### Work order:
Work out how many lines of the data hold the string "close", and reply with that number alone.

[Excerpts from a dataset]

• • •

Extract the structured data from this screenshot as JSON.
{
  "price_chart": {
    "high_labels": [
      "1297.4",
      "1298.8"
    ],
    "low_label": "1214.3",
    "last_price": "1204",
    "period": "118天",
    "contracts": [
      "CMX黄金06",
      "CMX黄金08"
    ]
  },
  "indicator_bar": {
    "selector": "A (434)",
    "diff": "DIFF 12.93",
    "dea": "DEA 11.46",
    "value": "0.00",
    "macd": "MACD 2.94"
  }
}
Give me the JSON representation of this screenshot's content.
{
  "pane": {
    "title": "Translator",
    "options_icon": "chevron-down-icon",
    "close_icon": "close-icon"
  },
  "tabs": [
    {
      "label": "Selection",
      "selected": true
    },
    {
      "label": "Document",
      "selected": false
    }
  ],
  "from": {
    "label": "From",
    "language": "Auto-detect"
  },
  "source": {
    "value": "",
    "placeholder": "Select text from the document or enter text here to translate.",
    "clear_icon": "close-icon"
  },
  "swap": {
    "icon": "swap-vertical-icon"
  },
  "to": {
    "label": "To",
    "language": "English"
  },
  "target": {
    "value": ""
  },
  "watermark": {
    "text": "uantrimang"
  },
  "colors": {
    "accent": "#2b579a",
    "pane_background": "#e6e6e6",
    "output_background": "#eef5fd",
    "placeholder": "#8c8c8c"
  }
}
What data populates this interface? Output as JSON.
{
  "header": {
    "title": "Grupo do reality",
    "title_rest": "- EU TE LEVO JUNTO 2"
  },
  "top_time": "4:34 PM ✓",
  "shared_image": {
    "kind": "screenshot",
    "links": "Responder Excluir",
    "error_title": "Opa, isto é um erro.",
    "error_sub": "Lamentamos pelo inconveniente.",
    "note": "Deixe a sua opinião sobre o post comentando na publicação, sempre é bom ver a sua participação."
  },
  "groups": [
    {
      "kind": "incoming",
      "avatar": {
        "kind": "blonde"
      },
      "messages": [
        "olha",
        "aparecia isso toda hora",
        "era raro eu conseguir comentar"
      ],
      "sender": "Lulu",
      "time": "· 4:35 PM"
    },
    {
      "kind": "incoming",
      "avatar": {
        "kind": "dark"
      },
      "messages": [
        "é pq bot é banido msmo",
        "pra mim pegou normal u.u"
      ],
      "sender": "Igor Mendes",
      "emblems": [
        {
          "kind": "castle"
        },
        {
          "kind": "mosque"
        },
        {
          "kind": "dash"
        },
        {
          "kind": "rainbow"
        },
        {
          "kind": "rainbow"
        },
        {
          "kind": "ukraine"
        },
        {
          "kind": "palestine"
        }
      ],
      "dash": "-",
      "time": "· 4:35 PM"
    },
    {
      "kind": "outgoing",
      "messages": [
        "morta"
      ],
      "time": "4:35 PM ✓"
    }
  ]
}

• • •

### Written response:
2